▶ **Problem description**
Your task is to repeat the entries below exactly and to leave their images out.

Source records:
★ ★ ★ ★ ★
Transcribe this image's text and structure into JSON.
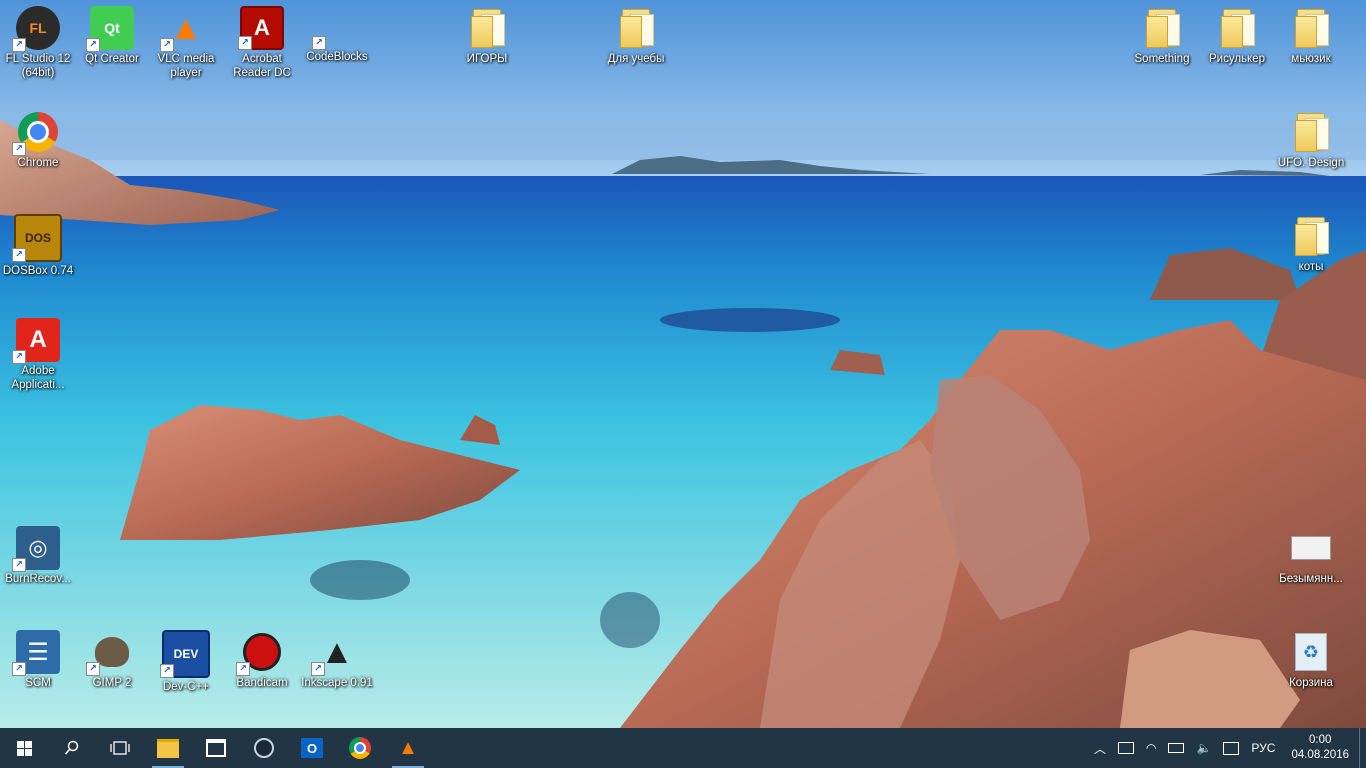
{
  "desktop": {
    "icons": [
      {
        "label": "FL Studio 12 (64bit)",
        "icon": "fl-studio-icon",
        "glyph": "FL",
        "color": "#ff8a1e"
      },
      {
        "label": "Qt Creator",
        "icon": "qt-creator-icon",
        "glyph": "Qt",
        "color": "#41cd52"
      },
      {
        "label": "VLC media player",
        "icon": "vlc-icon",
        "glyph": "▲",
        "color": "#ff7b00"
      },
      {
        "label": "Acrobat Reader DC",
        "icon": "acrobat-reader-icon",
        "glyph": "A",
        "color": "#b30b00"
      },
      {
        "label": "CodeBlocks",
        "icon": "codeblocks-icon",
        "glyph": "■",
        "color": "#5b9b2e"
      },
      {
        "label": "ИГОРЫ",
        "icon": "folder-icon"
      },
      {
        "label": "Для учебы",
        "icon": "folder-icon"
      },
      {
        "label": "Something",
        "icon": "folder-icon"
      },
      {
        "label": "Рисулькер",
        "icon": "folder-icon"
      },
      {
        "label": "мьюзик",
        "icon": "folder-icon"
      },
      {
        "label": "Chrome",
        "icon": "chrome-icon",
        "glyph": "●",
        "color": "#db4437"
      },
      {
        "label": "UFO. Design",
        "icon": "folder-icon"
      },
      {
        "label": "DOSBox 0.74",
        "icon": "dosbox-icon",
        "glyph": "DOS",
        "color": "#b8860b"
      },
      {
        "label": "коты",
        "icon": "folder-icon"
      },
      {
        "label": "Adobe Applicati...",
        "icon": "adobe-application-icon",
        "glyph": "A",
        "color": "#e1251b"
      },
      {
        "label": "BurnRecov...",
        "icon": "burnrecovery-icon",
        "glyph": "◎",
        "color": "#2e5f8c"
      },
      {
        "label": "Безымянн...",
        "icon": "image-file-icon",
        "glyph": "▭",
        "color": "#dddddd"
      },
      {
        "label": "SCM",
        "icon": "scm-icon",
        "glyph": "☰",
        "color": "#2d6ca8"
      },
      {
        "label": "GIMP 2",
        "icon": "gimp-icon",
        "glyph": "🐺",
        "color": "#6b5a44"
      },
      {
        "label": "Dev-C++",
        "icon": "devcpp-icon",
        "glyph": "DEV",
        "color": "#1a4fa3"
      },
      {
        "label": "Bandicam",
        "icon": "bandicam-icon",
        "glyph": "●",
        "color": "#cc1010"
      },
      {
        "label": "Inkscape 0.91",
        "icon": "inkscape-icon",
        "glyph": "▲",
        "color": "#222222"
      },
      {
        "label": "Корзина",
        "icon": "recycle-bin-icon",
        "glyph": "♻",
        "color": "#d8e6f0"
      }
    ]
  },
  "taskbar": {
    "start": "start-icon",
    "search": "search-icon",
    "task_view": "task-view-icon",
    "pinned": [
      {
        "name": "file-explorer-icon",
        "glyph": "📁"
      },
      {
        "name": "store-icon",
        "glyph": "⊞"
      },
      {
        "name": "steam-icon",
        "glyph": "◉"
      },
      {
        "name": "outlook-icon",
        "glyph": "O"
      },
      {
        "name": "chrome-icon",
        "glyph": "●"
      },
      {
        "name": "vlc-icon",
        "glyph": "▲"
      }
    ],
    "tray": {
      "language": "РУС",
      "time": "0:00",
      "date": "04.08.2016"
    }
  }
}
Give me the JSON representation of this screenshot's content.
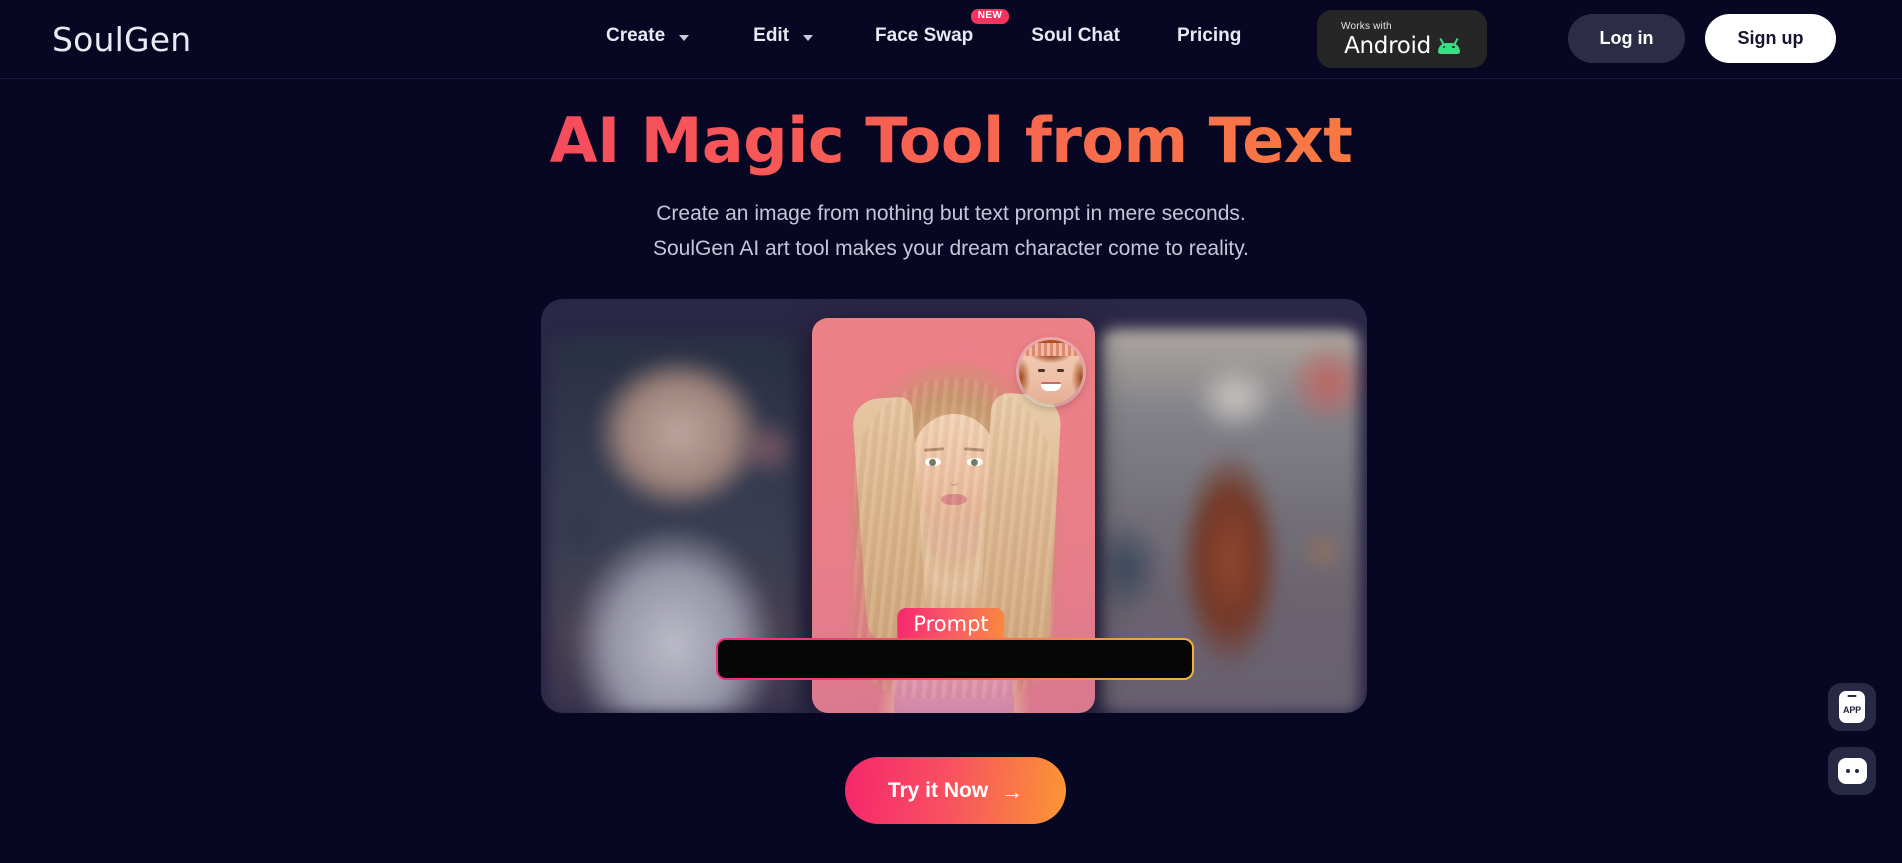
{
  "brand": {
    "name": "SoulGen"
  },
  "nav": {
    "items": [
      {
        "label": "Create",
        "has_dropdown": true,
        "icon": "chevron-down-icon"
      },
      {
        "label": "Edit",
        "has_dropdown": true,
        "icon": "chevron-down-icon"
      },
      {
        "label": "Face Swap",
        "has_dropdown": false,
        "badge": "NEW"
      },
      {
        "label": "Soul Chat",
        "has_dropdown": false
      },
      {
        "label": "Pricing",
        "has_dropdown": false
      }
    ]
  },
  "android_badge": {
    "works_with": "Works with",
    "platform": "Android",
    "icon": "android-robot-icon"
  },
  "auth": {
    "login_label": "Log in",
    "signup_label": "Sign up"
  },
  "hero": {
    "title": "AI Magic Tool from Text",
    "subtitle_line_1": "Create an image from nothing but text prompt in mere seconds.",
    "subtitle_line_2": "SoulGen AI art tool makes your dream character come to reality."
  },
  "prompt": {
    "badge_label": "Prompt",
    "value": "",
    "placeholder": ""
  },
  "cta": {
    "label": "Try it Now",
    "arrow": "→"
  },
  "floating": [
    {
      "name": "app-widget",
      "label": "APP",
      "icon": "phone-app-icon"
    },
    {
      "name": "chat-widget",
      "label": "",
      "icon": "chat-dots-icon"
    }
  ],
  "colors": {
    "background": "#070724",
    "accent_pink": "#f6276c",
    "accent_orange": "#fa9634",
    "badge_new": "#f6325f",
    "carousel_bg": "#2b2747",
    "android_bg": "#262626",
    "android_green": "#3ddc84",
    "login_bg": "#2c2c46",
    "signup_bg": "#ffffff"
  }
}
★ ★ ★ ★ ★
▶ **Result**
Transcribe this image's text and structure into JSON.
{
  "desktop": {
    "icons": [
      {
        "label": "FL Studio 12 (64bit)",
        "icon": "fl-studio-icon",
        "glyph": "FL",
        "color": "#ff8a1e"
      },
      {
        "label": "Qt Creator",
        "icon": "qt-creator-icon",
        "glyph": "Qt",
        "color": "#41cd52"
      },
      {
        "label": "VLC media player",
        "icon": "vlc-icon",
        "glyph": "▲",
        "color": "#ff7b00"
      },
      {
        "label": "Acrobat Reader DC",
        "icon": "acrobat-reader-icon",
        "glyph": "A",
        "color": "#b30b00"
      },
      {
        "label": "CodeBlocks",
        "icon": "codeblocks-icon",
        "glyph": "■",
        "color": "#5b9b2e"
      },
      {
        "label": "ИГОРЫ",
        "icon": "folder-icon"
      },
      {
        "label": "Для учебы",
        "icon": "folder-icon"
      },
      {
        "label": "Something",
        "icon": "folder-icon"
      },
      {
        "label": "Рисулькер",
        "icon": "folder-icon"
      },
      {
        "label": "мьюзик",
        "icon": "folder-icon"
      },
      {
        "label": "Chrome",
        "icon": "chrome-icon",
        "glyph": "●",
        "color": "#db4437"
      },
      {
        "label": "UFO. Design",
        "icon": "folder-icon"
      },
      {
        "label": "DOSBox 0.74",
        "icon": "dosbox-icon",
        "glyph": "DOS",
        "color": "#b8860b"
      },
      {
        "label": "коты",
        "icon": "folder-icon"
      },
      {
        "label": "Adobe Applicati...",
        "icon": "adobe-application-icon",
        "glyph": "A",
        "color": "#e1251b"
      },
      {
        "label": "BurnRecov...",
        "icon": "burnrecovery-icon",
        "glyph": "◎",
        "color": "#2e5f8c"
      },
      {
        "label": "Безымянн...",
        "icon": "image-file-icon",
        "glyph": "▭",
        "color": "#dddddd"
      },
      {
        "label": "SCM",
        "icon": "scm-icon",
        "glyph": "☰",
        "color": "#2d6ca8"
      },
      {
        "label": "GIMP 2",
        "icon": "gimp-icon",
        "glyph": "🐺",
        "color": "#6b5a44"
      },
      {
        "label": "Dev-C++",
        "icon": "devcpp-icon",
        "glyph": "DEV",
        "color": "#1a4fa3"
      },
      {
        "label": "Bandicam",
        "icon": "bandicam-icon",
        "glyph": "●",
        "color": "#cc1010"
      },
      {
        "label": "Inkscape 0.91",
        "icon": "inkscape-icon",
        "glyph": "▲",
        "color": "#222222"
      },
      {
        "label": "Корзина",
        "icon": "recycle-bin-icon",
        "glyph": "♻",
        "color": "#d8e6f0"
      }
    ]
  },
  "taskbar": {
    "start": "start-icon",
    "search": "search-icon",
    "task_view": "task-view-icon",
    "pinned": [
      {
        "name": "file-explorer-icon",
        "glyph": "📁"
      },
      {
        "name": "store-icon",
        "glyph": "⊞"
      },
      {
        "name": "steam-icon",
        "glyph": "◉"
      },
      {
        "name": "outlook-icon",
        "glyph": "O"
      },
      {
        "name": "chrome-icon",
        "glyph": "●"
      },
      {
        "name": "vlc-icon",
        "glyph": "▲"
      }
    ],
    "tray": {
      "language": "РУС",
      "time": "0:00",
      "date": "04.08.2016"
    }
  }
}
Give me the JSON representation of this screenshot's content.
{
  "brand": {
    "name": "SoulGen"
  },
  "nav": {
    "items": [
      {
        "label": "Create",
        "has_dropdown": true,
        "icon": "chevron-down-icon"
      },
      {
        "label": "Edit",
        "has_dropdown": true,
        "icon": "chevron-down-icon"
      },
      {
        "label": "Face Swap",
        "has_dropdown": false,
        "badge": "NEW"
      },
      {
        "label": "Soul Chat",
        "has_dropdown": false
      },
      {
        "label": "Pricing",
        "has_dropdown": false
      }
    ]
  },
  "android_badge": {
    "works_with": "Works with",
    "platform": "Android",
    "icon": "android-robot-icon"
  },
  "auth": {
    "login_label": "Log in",
    "signup_label": "Sign up"
  },
  "hero": {
    "title": "AI Magic Tool from Text",
    "subtitle_line_1": "Create an image from nothing but text prompt in mere seconds.",
    "subtitle_line_2": "SoulGen AI art tool makes your dream character come to reality."
  },
  "prompt": {
    "badge_label": "Prompt",
    "value": "",
    "placeholder": ""
  },
  "cta": {
    "label": "Try it Now",
    "arrow": "→"
  },
  "floating": [
    {
      "name": "app-widget",
      "label": "APP",
      "icon": "phone-app-icon"
    },
    {
      "name": "chat-widget",
      "label": "",
      "icon": "chat-dots-icon"
    }
  ],
  "colors": {
    "background": "#070724",
    "accent_pink": "#f6276c",
    "accent_orange": "#fa9634",
    "badge_new": "#f6325f",
    "carousel_bg": "#2b2747",
    "android_bg": "#262626",
    "android_green": "#3ddc84",
    "login_bg": "#2c2c46",
    "signup_bg": "#ffffff"
  }
}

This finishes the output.